§ What to produce
Could you output each line below precisely as it stands, without the images?
★ ★ ★ ★
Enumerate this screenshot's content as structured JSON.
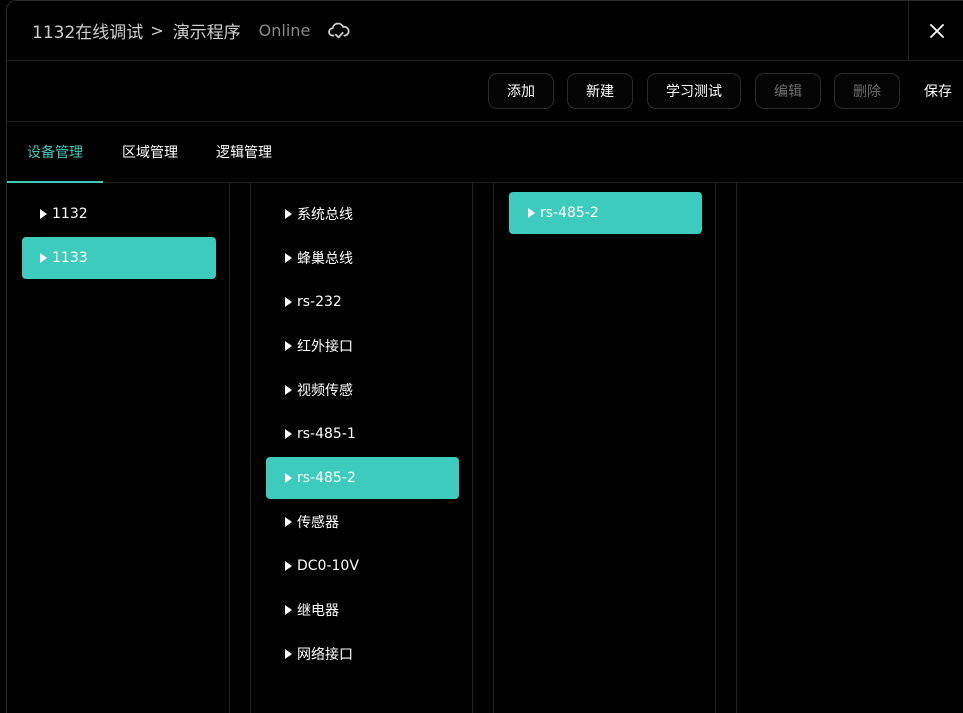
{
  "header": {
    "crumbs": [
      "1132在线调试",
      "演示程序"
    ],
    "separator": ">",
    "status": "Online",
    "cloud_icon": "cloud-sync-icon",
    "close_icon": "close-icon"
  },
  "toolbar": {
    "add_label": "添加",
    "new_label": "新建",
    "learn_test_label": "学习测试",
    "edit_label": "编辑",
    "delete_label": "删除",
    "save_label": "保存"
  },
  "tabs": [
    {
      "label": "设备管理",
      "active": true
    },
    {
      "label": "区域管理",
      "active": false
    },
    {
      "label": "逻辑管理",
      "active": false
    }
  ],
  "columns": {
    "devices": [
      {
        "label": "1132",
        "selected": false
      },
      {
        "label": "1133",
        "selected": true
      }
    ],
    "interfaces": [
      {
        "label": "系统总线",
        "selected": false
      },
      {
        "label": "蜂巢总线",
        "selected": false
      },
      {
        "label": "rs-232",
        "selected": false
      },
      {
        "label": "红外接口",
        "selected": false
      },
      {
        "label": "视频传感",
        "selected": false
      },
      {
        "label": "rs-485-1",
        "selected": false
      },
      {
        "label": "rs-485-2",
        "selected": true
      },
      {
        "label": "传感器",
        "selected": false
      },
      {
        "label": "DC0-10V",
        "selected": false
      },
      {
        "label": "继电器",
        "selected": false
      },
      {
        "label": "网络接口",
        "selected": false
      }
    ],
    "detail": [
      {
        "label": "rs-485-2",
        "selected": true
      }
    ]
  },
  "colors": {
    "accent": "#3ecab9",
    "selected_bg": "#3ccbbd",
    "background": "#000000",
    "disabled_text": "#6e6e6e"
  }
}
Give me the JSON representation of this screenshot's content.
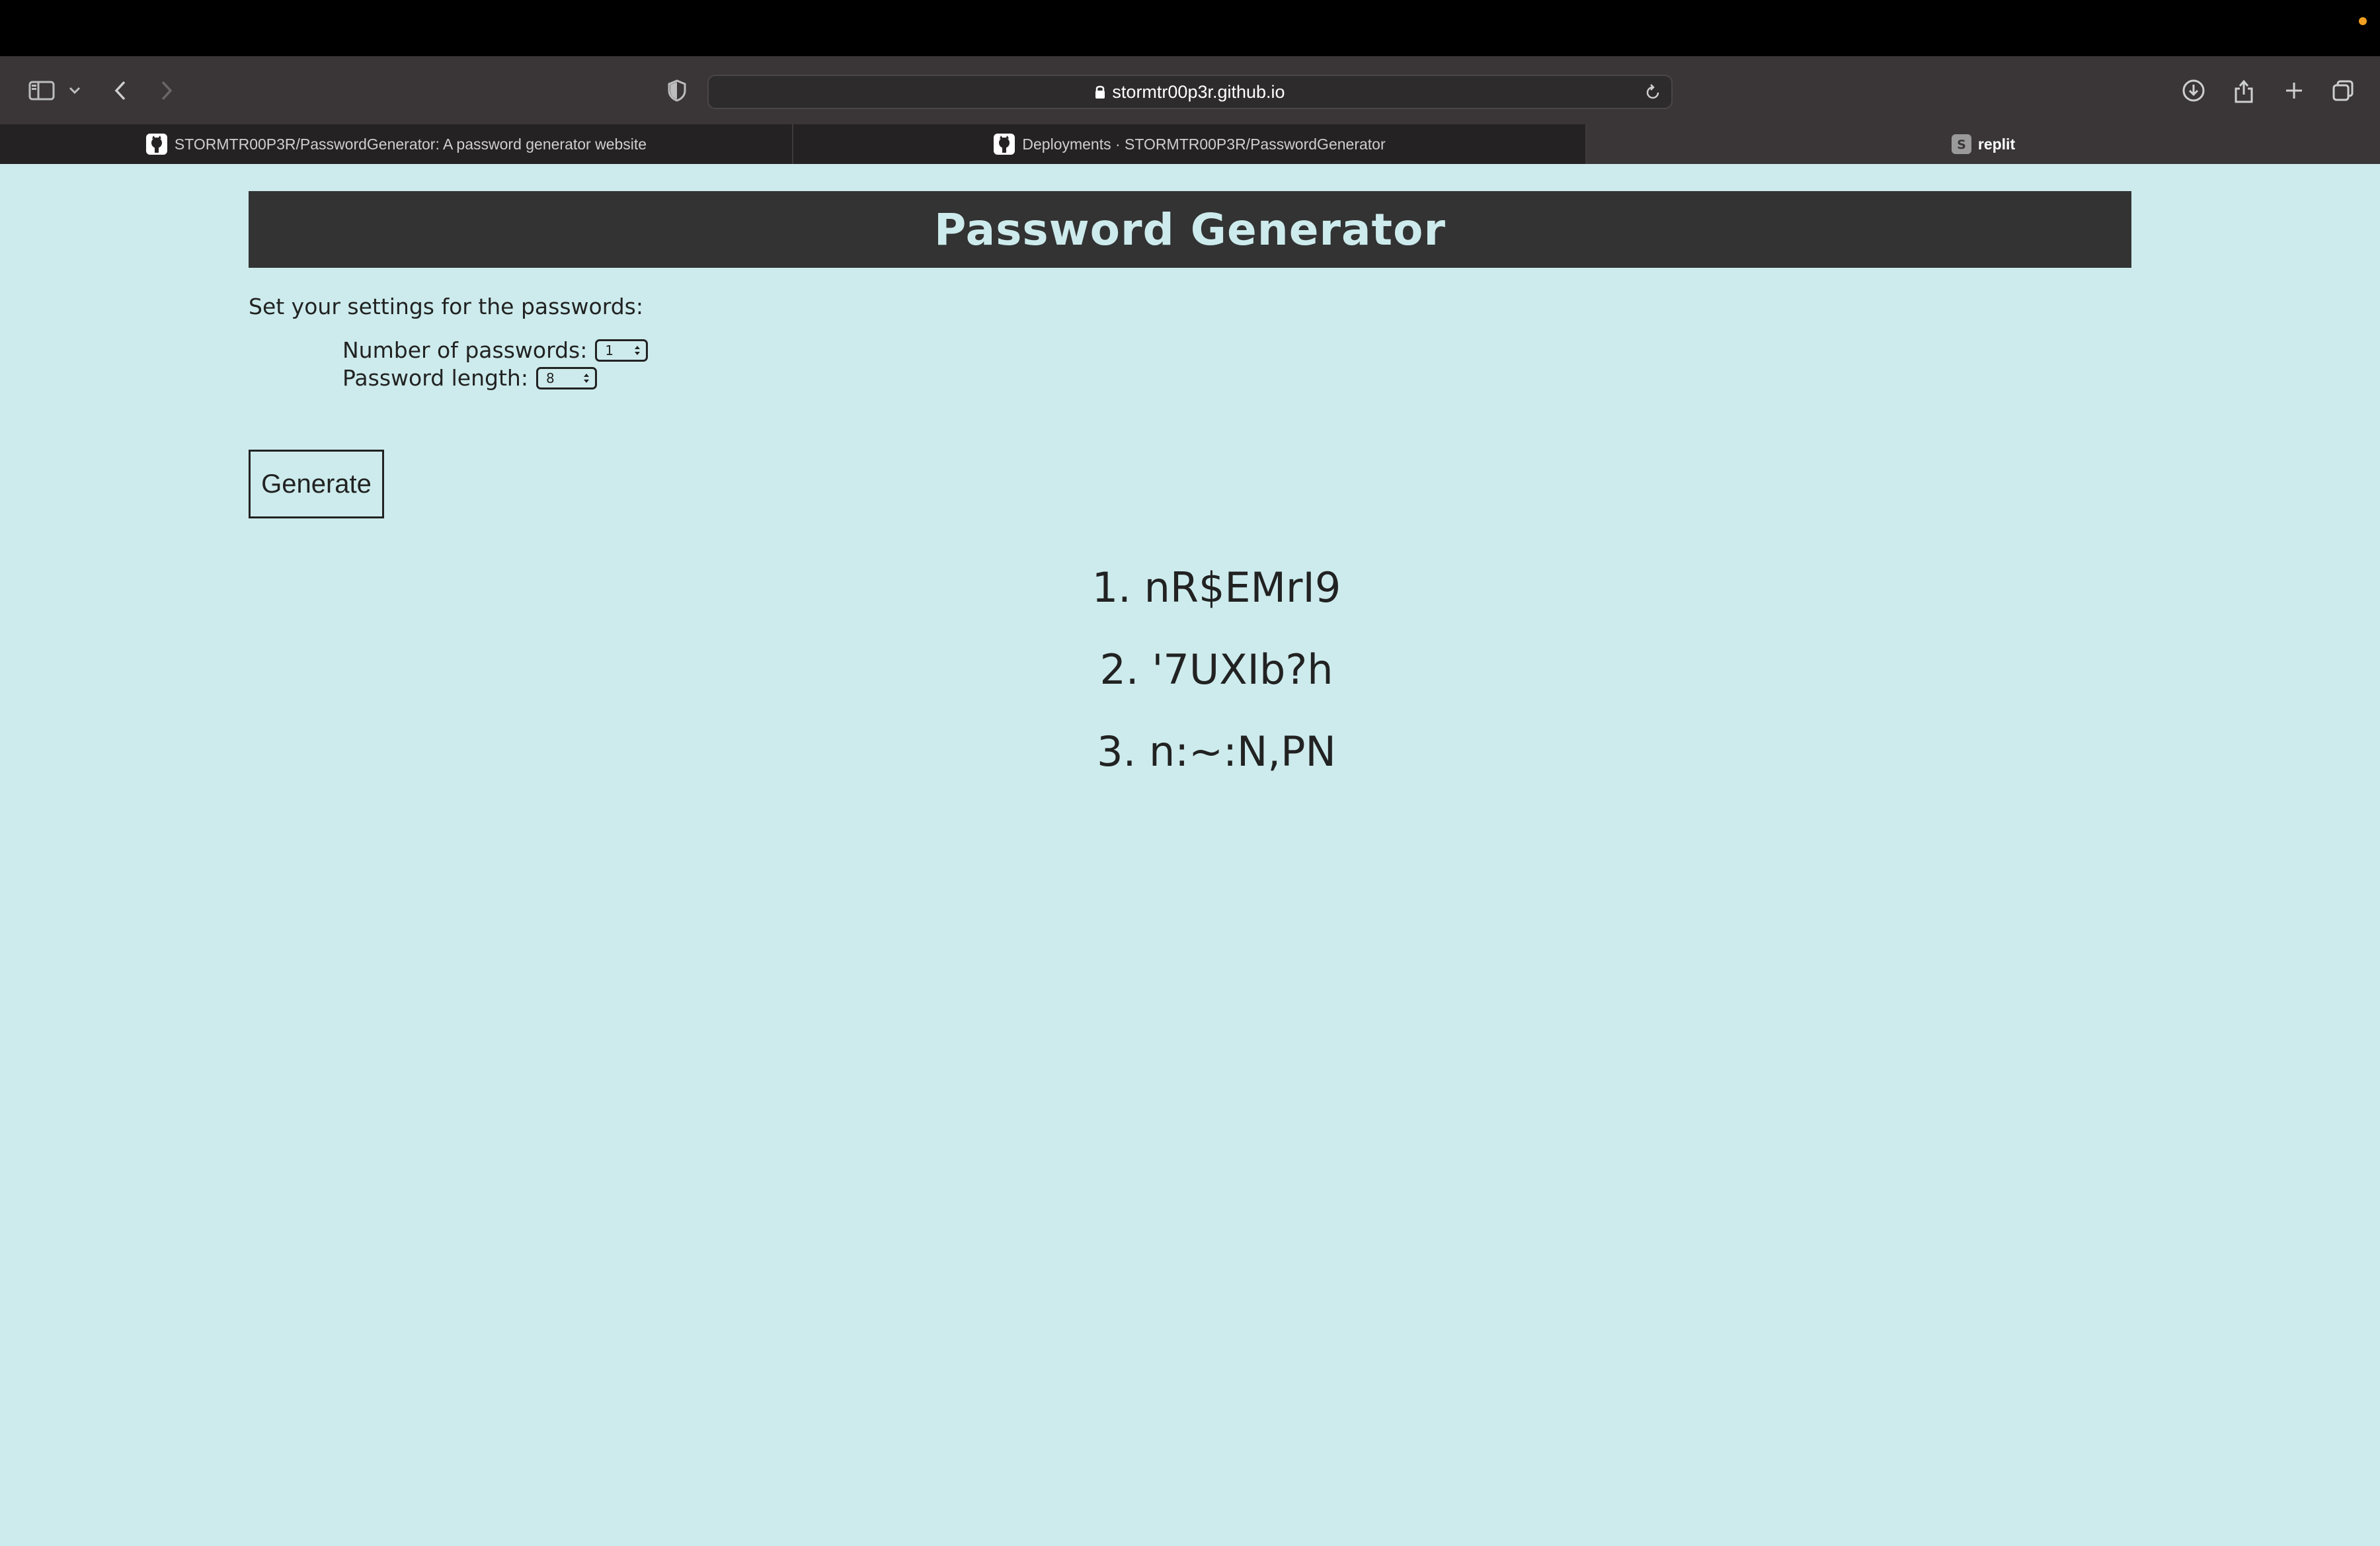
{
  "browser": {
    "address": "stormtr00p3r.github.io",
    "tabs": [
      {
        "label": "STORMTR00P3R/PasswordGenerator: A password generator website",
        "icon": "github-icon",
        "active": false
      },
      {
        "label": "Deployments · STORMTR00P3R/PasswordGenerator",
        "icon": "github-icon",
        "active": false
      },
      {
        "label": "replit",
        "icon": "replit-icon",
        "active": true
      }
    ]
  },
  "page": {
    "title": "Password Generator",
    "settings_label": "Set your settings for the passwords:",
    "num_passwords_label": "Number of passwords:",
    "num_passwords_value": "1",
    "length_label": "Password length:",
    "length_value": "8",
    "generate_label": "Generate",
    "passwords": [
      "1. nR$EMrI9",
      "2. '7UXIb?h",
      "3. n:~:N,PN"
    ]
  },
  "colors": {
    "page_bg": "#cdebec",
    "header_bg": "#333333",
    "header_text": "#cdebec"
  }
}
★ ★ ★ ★
§ Task response
Enumerate this screenshot's content as structured JSON.
{
  "header": {
    "crumbs": [
      "1132在线调试",
      "演示程序"
    ],
    "separator": ">",
    "status": "Online",
    "cloud_icon": "cloud-sync-icon",
    "close_icon": "close-icon"
  },
  "toolbar": {
    "add_label": "添加",
    "new_label": "新建",
    "learn_test_label": "学习测试",
    "edit_label": "编辑",
    "delete_label": "删除",
    "save_label": "保存"
  },
  "tabs": [
    {
      "label": "设备管理",
      "active": true
    },
    {
      "label": "区域管理",
      "active": false
    },
    {
      "label": "逻辑管理",
      "active": false
    }
  ],
  "columns": {
    "devices": [
      {
        "label": "1132",
        "selected": false
      },
      {
        "label": "1133",
        "selected": true
      }
    ],
    "interfaces": [
      {
        "label": "系统总线",
        "selected": false
      },
      {
        "label": "蜂巢总线",
        "selected": false
      },
      {
        "label": "rs-232",
        "selected": false
      },
      {
        "label": "红外接口",
        "selected": false
      },
      {
        "label": "视频传感",
        "selected": false
      },
      {
        "label": "rs-485-1",
        "selected": false
      },
      {
        "label": "rs-485-2",
        "selected": true
      },
      {
        "label": "传感器",
        "selected": false
      },
      {
        "label": "DC0-10V",
        "selected": false
      },
      {
        "label": "继电器",
        "selected": false
      },
      {
        "label": "网络接口",
        "selected": false
      }
    ],
    "detail": [
      {
        "label": "rs-485-2",
        "selected": true
      }
    ]
  },
  "colors": {
    "accent": "#3ecab9",
    "selected_bg": "#3ccbbd",
    "background": "#000000",
    "disabled_text": "#6e6e6e"
  }
}
Give me the JSON representation of this screenshot's content.
{
  "browser": {
    "address": "stormtr00p3r.github.io",
    "tabs": [
      {
        "label": "STORMTR00P3R/PasswordGenerator: A password generator website",
        "icon": "github-icon",
        "active": false
      },
      {
        "label": "Deployments · STORMTR00P3R/PasswordGenerator",
        "icon": "github-icon",
        "active": false
      },
      {
        "label": "replit",
        "icon": "replit-icon",
        "active": true
      }
    ]
  },
  "page": {
    "title": "Password Generator",
    "settings_label": "Set your settings for the passwords:",
    "num_passwords_label": "Number of passwords:",
    "num_passwords_value": "1",
    "length_label": "Password length:",
    "length_value": "8",
    "generate_label": "Generate",
    "passwords": [
      "1. nR$EMrI9",
      "2. '7UXIb?h",
      "3. n:~:N,PN"
    ]
  },
  "colors": {
    "page_bg": "#cdebec",
    "header_bg": "#333333",
    "header_text": "#cdebec"
  }
}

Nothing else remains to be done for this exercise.